You can reach Rich Tandler by email at WarpathInsiders@comcast.net
Just when you thought it was safe, Mt. Arrington erupts again. A couple of months after he finally got off the bench and onto the field, Arrington is at the center of the storm once again. Last time, it was not all his doing as it was the coaches who decided that he should ride the pine. This time, however, the eruption was of Arrington’s own making, created by his own words.
In an article by David Elfin in the Washington Times, Arrington says that this is likely to be his last season in Washington.
He says he would be cut even if he hadn't missed most of last season because of injuries -- injuries that lingered and made him a spare part for much of the first half of this season.
"Obviously, using me sparingly or not at all is a very clear message," says Arrington, who did not play despite suiting up for an Oct. 9 loss to the Denver Broncos. "I'm not wanted here. I believe in my heart that the Redskins faithful love me as Ravens fans love Ray Lewis or Packers fans love Brett Favre. Some individuals hate it that there are more of my jerseys in the stands than anyone else's."
Arrington said that his imminent departure had to do with a laundry list of issues including the dispute over $6.5 million in a contract extension he signed in 2003 and his attitude towards the game.
Arrington says his refusal to give his entire life to football also hurt his standing with coaches. "Causing a fumble to win a game or getting an interception to change a season, that's not the extent of my life," he says. "It never has been. I always see myself as a person first. Maybe coaches get upset that I don't take myself or this game too seriously and they do. Maybe they get upset because I see it as a game and nothing more than a game."
Well, LaVar, when you get paid tens of millions of dollars to play that game, others are entitled to expect that you take it seriously.
Certainly Joe Gibbs does. After practice on Wednesday he refused to comment on the story, saying that he’d just heard about it. He did say that he didn’t even want to think about the situation:
“Right now, for anyone in this organization – or, I would hope, in the entire town – to be focused on anything but Philadelphia is ridiculous. We’re getting ready to play the most important game that a lot of our players have played – in a place where it’s extremely tough to play and in a place where [the home team] just took the Giants into overtime. If we lose the game, we aren’t going anywhere, so my mindset is on one thing: Philadelphia. I’m not thinking about anything else but that.”
This was not like the incident this past April when two reporters stumbled across Arrington in the halls at Redskins Park and, facing another surgery on his knee, he took some emotional shots at the organization. It wasn’t a case where some reporter stuck a microphone in Arrington’s face as he was coming off the practice field or in the locker room after a tough loss. The interview that was the basis for the article took place at Arrington’s house near Annapolis. Either Arrington called up Elfin invited him to come up and talk or Elfin asked Arrington if he could drop by.
In either case, Arrington knew exactly what he was doing.

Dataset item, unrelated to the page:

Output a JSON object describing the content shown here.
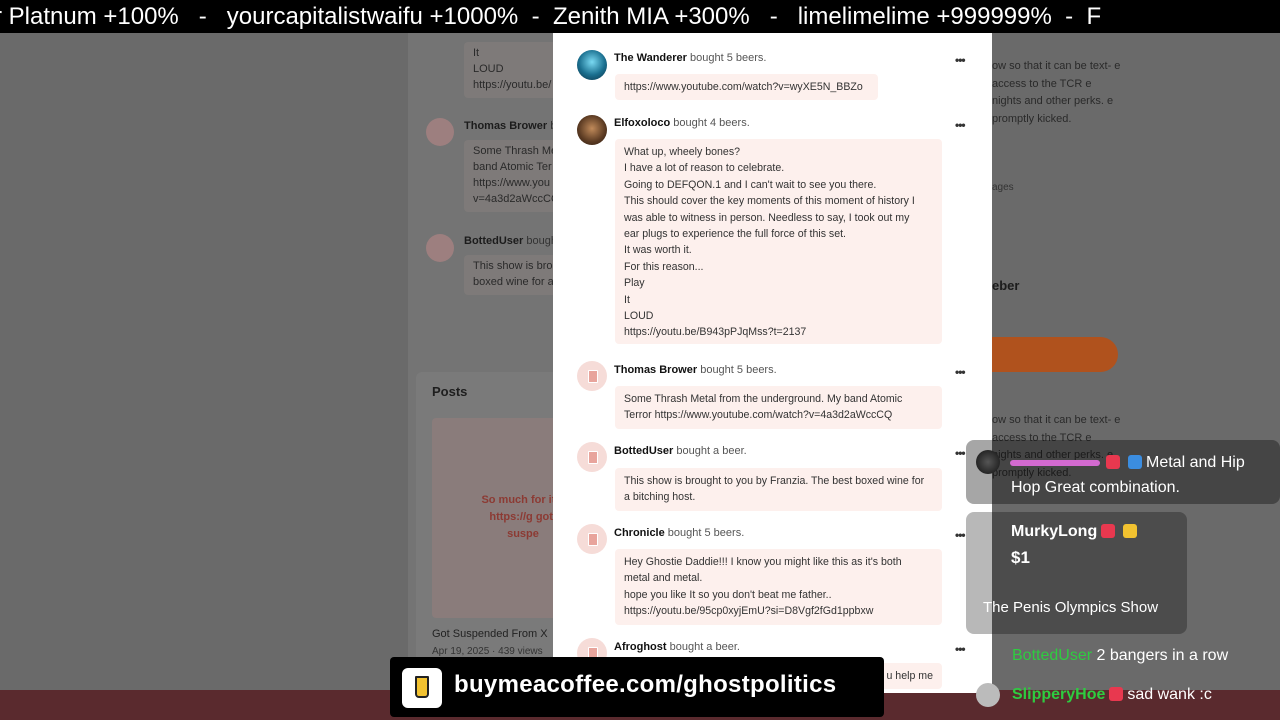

That is what makes this particularly galling.
According to my colleague John Keim, Arrington went to Gibbs with the old “misinterpreted” line. If you believe that you probably flew in Santa sleigh last week. There is no reporter who covers the Redskins who is more respected than David Elfin. He is as good as they come; there’s no doubt that he has everything on tape and that he and his editors made sure that what he wrote fairly and accurately represented what he said.
The Redskins would have to take a net cap hit of some $7 million to cut Arrington. There seems to be little doubt that they will do so. It looks like good riddance.
Through everything that has gone on with Arrington, I’ve always had respect for him as a stand-up guy who often wore his emotions on his sleeve. That has changed. It’s hard to have much respect for a guy who chooses to play games off the field while there are still some very important ones happening on the field.